How to complete this task.
When you write the records again, keep every line exactly as it was.

Information shown.
•••••
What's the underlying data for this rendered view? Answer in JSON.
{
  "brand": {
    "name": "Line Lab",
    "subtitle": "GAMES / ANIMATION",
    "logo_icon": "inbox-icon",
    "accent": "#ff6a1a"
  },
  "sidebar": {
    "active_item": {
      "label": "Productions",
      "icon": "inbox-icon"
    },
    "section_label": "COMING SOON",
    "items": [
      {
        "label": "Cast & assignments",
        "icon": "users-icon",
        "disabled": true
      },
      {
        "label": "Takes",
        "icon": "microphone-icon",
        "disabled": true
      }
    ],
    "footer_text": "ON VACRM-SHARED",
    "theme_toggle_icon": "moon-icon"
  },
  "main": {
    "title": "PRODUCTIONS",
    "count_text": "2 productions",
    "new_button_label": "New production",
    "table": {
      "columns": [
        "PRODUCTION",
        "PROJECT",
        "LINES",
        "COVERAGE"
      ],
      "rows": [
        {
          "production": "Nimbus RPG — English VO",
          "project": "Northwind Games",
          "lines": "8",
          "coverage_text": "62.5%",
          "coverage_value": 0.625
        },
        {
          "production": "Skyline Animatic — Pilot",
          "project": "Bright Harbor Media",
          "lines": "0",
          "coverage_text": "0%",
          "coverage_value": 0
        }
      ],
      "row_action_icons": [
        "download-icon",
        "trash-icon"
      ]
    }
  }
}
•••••
Your solution.
What's the underlying data for this rendered view? Answer in JSON.
{
  "brand": {
    "name": "Line Lab",
    "subtitle": "GAMES / ANIMATION",
    "logo_icon": "inbox-icon",
    "accent": "#ff6a1a"
  },
  "sidebar": {
    "active_item": {
      "label": "Productions",
      "icon": "inbox-icon"
    },
    "section_label": "COMING SOON",
    "items": [
      {
        "label": "Cast & assignments",
        "icon": "users-icon",
        "disabled": true
      },
      {
        "label": "Takes",
        "icon": "microphone-icon",
        "disabled": true
      }
    ],
    "footer_text": "ON VACRM-SHARED",
    "theme_toggle_icon": "moon-icon"
  },
  "main": {
    "title": "PRODUCTIONS",
    "count_text": "2 productions",
    "new_button_label": "New production",
    "table": {
      "columns": [
        "PRODUCTION",
        "PROJECT",
        "LINES",
        "COVERAGE"
      ],
      "rows": [
        {
          "production": "Nimbus RPG — English VO",
          "project": "Northwind Games",
          "lines": "8",
          "coverage_text": "62.5%",
          "coverage_value": 0.625
        },
        {
          "production": "Skyline Animatic — Pilot",
          "project": "Bright Harbor Media",
          "lines": "0",
          "coverage_text": "0%",
          "coverage_value": 0
        }
      ],
      "row_action_icons": [
        "download-icon",
        "trash-icon"
      ]
    }
  }
}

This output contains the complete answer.